> **Task brief**
Go line by line through the entries and show those that hold the string "name".

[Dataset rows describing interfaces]
+ + + + +
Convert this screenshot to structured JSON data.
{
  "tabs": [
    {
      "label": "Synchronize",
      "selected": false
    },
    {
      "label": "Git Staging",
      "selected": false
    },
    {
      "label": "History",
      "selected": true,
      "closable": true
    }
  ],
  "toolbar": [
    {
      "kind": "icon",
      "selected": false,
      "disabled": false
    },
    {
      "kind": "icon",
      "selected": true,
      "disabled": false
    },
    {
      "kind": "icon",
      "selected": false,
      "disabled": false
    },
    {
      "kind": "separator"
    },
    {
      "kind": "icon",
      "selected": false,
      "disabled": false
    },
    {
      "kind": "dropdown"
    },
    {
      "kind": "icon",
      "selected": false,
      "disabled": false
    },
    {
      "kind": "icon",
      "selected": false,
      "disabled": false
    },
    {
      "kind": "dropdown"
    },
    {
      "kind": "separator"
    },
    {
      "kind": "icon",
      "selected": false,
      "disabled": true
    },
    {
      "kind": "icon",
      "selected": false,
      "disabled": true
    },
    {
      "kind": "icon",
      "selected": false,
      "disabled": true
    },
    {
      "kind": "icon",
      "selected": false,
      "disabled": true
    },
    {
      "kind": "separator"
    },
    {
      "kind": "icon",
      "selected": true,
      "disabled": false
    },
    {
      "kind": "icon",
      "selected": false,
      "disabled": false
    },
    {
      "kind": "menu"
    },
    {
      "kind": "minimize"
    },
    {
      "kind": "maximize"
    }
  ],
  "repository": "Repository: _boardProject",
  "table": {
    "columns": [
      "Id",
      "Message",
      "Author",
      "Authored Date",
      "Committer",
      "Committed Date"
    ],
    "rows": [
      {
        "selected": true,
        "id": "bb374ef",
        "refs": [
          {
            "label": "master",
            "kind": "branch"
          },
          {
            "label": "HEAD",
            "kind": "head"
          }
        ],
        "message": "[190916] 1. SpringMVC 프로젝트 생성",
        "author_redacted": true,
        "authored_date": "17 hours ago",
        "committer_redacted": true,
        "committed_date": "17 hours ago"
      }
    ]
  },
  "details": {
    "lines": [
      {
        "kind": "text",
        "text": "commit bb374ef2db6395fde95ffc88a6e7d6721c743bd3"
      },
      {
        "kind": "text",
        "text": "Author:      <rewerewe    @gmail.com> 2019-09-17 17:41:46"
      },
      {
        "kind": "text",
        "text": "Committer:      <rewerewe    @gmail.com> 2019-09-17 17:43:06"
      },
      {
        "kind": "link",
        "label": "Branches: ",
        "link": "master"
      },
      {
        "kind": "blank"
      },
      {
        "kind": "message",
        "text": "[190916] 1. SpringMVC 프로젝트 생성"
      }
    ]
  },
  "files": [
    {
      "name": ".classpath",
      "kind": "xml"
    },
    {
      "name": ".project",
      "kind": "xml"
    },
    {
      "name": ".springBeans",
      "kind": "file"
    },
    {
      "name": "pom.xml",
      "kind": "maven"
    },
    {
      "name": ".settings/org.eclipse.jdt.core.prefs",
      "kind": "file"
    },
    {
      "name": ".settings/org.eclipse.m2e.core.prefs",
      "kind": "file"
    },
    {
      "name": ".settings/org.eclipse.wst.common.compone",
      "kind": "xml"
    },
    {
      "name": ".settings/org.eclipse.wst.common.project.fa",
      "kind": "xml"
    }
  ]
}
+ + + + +
> **Result**
      "name": ".classpath",
      "name": ".project",
      "name": ".springBeans",
      "name": "pom.xml",
      "name": ".settings/org.eclipse.jdt.core.prefs",
      "name": ".settings/org.eclipse.m2e.core.prefs",
      "name": ".settings/org.eclipse.wst.common.compone",
      "name": ".settings/org.eclipse.wst.common.project.fa",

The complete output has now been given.